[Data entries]
******************************

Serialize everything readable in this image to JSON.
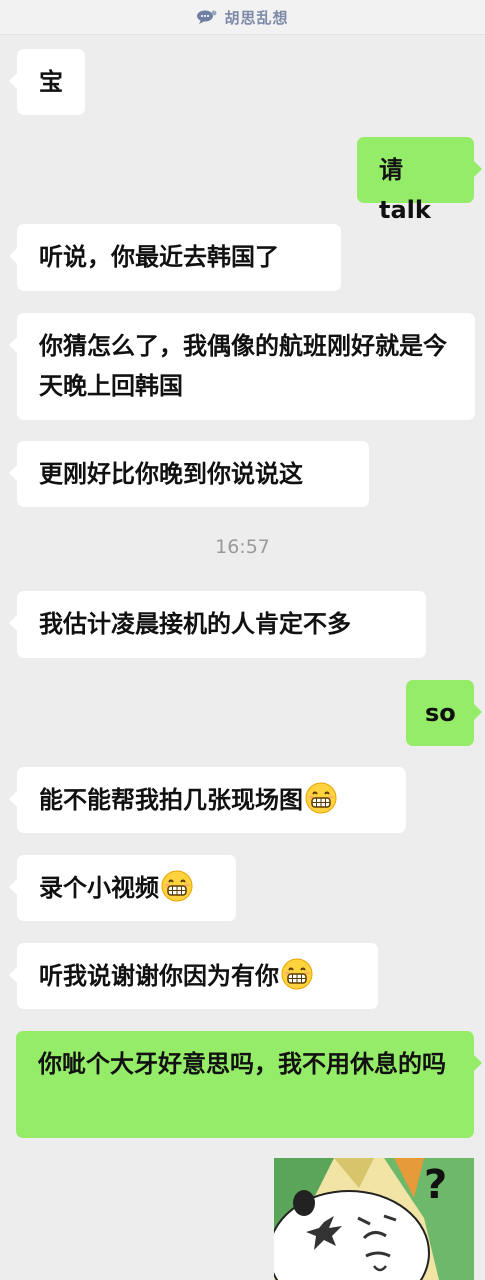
{
  "header": {
    "icon": "speech-bubble-icon",
    "title": "胡思乱想"
  },
  "messages": [
    {
      "id": "m1",
      "side": "left",
      "text": "宝"
    },
    {
      "id": "m2",
      "side": "right",
      "text": "请 talk"
    },
    {
      "id": "m3",
      "side": "left",
      "text": "听说，你最近去韩国了"
    },
    {
      "id": "m4",
      "side": "left",
      "text": "你猜怎么了，我偶像的航班刚好就是今天晚上回韩国"
    },
    {
      "id": "m5",
      "side": "left",
      "text": "更刚好比你晚到你说说这"
    },
    {
      "id": "m6",
      "side": "left",
      "text": "我估计凌晨接机的人肯定不多"
    },
    {
      "id": "m7",
      "side": "right",
      "text": "so"
    },
    {
      "id": "m8",
      "side": "left",
      "text": "能不能帮我拍几张现场图",
      "emoji": "grin-emoji"
    },
    {
      "id": "m9",
      "side": "left",
      "text": "录个小视频",
      "emoji": "grin-emoji"
    },
    {
      "id": "m10",
      "side": "left",
      "text": "听我说谢谢你因为有你",
      "emoji": "grin-emoji"
    },
    {
      "id": "m11",
      "side": "right",
      "text": "你呲个大牙好意思吗，我不用休息的吗"
    }
  ],
  "timestamp": "16:57",
  "sticker": {
    "type": "meme-sticker",
    "mark": "?"
  },
  "colors": {
    "background": "#ededed",
    "left_bubble": "#ffffff",
    "right_bubble": "#95ec69",
    "header_text": "#7e8ba8"
  }
}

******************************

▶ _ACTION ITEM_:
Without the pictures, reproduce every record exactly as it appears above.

▶ _RESPONSE AREA_:
Serialize everything readable in this image to JSON.
{
  "header": {
    "icon": "speech-bubble-icon",
    "title": "胡思乱想"
  },
  "messages": [
    {
      "id": "m1",
      "side": "left",
      "text": "宝"
    },
    {
      "id": "m2",
      "side": "right",
      "text": "请 talk"
    },
    {
      "id": "m3",
      "side": "left",
      "text": "听说，你最近去韩国了"
    },
    {
      "id": "m4",
      "side": "left",
      "text": "你猜怎么了，我偶像的航班刚好就是今天晚上回韩国"
    },
    {
      "id": "m5",
      "side": "left",
      "text": "更刚好比你晚到你说说这"
    },
    {
      "id": "m6",
      "side": "left",
      "text": "我估计凌晨接机的人肯定不多"
    },
    {
      "id": "m7",
      "side": "right",
      "text": "so"
    },
    {
      "id": "m8",
      "side": "left",
      "text": "能不能帮我拍几张现场图",
      "emoji": "grin-emoji"
    },
    {
      "id": "m9",
      "side": "left",
      "text": "录个小视频",
      "emoji": "grin-emoji"
    },
    {
      "id": "m10",
      "side": "left",
      "text": "听我说谢谢你因为有你",
      "emoji": "grin-emoji"
    },
    {
      "id": "m11",
      "side": "right",
      "text": "你呲个大牙好意思吗，我不用休息的吗"
    }
  ],
  "timestamp": "16:57",
  "sticker": {
    "type": "meme-sticker",
    "mark": "?"
  },
  "colors": {
    "background": "#ededed",
    "left_bubble": "#ffffff",
    "right_bubble": "#95ec69",
    "header_text": "#7e8ba8"
  }
}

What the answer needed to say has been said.